Start of RECORDS SUPPLIED
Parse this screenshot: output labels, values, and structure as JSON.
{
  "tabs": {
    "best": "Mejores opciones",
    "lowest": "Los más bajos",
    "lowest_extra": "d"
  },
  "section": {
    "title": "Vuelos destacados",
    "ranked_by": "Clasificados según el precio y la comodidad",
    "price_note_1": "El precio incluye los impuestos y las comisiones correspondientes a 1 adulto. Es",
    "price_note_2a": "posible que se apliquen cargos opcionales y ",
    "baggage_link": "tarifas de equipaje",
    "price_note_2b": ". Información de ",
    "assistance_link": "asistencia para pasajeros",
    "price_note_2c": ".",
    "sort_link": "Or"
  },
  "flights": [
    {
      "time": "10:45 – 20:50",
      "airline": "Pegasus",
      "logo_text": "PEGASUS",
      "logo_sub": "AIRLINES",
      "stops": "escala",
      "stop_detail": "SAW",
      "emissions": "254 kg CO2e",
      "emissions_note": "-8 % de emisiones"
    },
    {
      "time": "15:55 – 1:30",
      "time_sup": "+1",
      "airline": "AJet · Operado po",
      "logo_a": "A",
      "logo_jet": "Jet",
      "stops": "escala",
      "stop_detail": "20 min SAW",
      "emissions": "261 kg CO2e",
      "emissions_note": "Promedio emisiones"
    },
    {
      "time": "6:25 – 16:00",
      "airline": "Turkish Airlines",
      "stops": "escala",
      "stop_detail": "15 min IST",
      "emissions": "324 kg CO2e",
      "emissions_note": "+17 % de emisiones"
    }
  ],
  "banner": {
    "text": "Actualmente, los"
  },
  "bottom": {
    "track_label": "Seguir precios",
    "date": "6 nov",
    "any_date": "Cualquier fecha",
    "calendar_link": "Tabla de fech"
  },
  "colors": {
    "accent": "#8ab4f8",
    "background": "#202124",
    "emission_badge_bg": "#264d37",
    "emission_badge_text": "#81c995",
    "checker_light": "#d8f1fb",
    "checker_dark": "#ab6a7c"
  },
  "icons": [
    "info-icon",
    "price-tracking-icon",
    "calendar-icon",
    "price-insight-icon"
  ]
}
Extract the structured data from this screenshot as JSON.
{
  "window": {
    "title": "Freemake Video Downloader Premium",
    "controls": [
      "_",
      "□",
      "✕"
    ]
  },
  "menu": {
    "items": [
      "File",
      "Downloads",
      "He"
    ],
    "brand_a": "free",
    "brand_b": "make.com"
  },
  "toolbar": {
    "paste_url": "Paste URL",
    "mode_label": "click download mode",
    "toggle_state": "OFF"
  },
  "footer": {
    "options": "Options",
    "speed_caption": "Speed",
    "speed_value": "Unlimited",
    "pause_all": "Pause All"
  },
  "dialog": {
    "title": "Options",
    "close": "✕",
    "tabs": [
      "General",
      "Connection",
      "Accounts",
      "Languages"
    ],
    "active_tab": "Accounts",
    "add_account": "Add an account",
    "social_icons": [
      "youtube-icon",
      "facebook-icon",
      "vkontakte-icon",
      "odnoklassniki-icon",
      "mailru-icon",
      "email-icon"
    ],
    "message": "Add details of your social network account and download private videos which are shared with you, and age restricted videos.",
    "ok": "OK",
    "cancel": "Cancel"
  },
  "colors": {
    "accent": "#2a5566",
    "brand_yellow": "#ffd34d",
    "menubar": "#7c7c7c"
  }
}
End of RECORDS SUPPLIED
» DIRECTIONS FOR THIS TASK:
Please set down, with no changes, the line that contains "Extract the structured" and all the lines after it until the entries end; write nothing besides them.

» RESPONSE TO THE TASK:
Extract the structured data from this screenshot as JSON.
{
  "window": {
    "title": "Freemake Video Downloader Premium",
    "controls": [
      "_",
      "□",
      "✕"
    ]
  },
  "menu": {
    "items": [
      "File",
      "Downloads",
      "He"
    ],
    "brand_a": "free",
    "brand_b": "make.com"
  },
  "toolbar": {
    "paste_url": "Paste URL",
    "mode_label": "click download mode",
    "toggle_state": "OFF"
  },
  "footer": {
    "options": "Options",
    "speed_caption": "Speed",
    "speed_value": "Unlimited",
    "pause_all": "Pause All"
  },
  "dialog": {
    "title": "Options",
    "close": "✕",
    "tabs": [
      "General",
      "Connection",
      "Accounts",
      "Languages"
    ],
    "active_tab": "Accounts",
    "add_account": "Add an account",
    "social_icons": [
      "youtube-icon",
      "facebook-icon",
      "vkontakte-icon",
      "odnoklassniki-icon",
      "mailru-icon",
      "email-icon"
    ],
    "message": "Add details of your social network account and download private videos which are shared with you, and age restricted videos.",
    "ok": "OK",
    "cancel": "Cancel"
  },
  "colors": {
    "accent": "#2a5566",
    "brand_yellow": "#ffd34d",
    "menubar": "#7c7c7c"
  }
}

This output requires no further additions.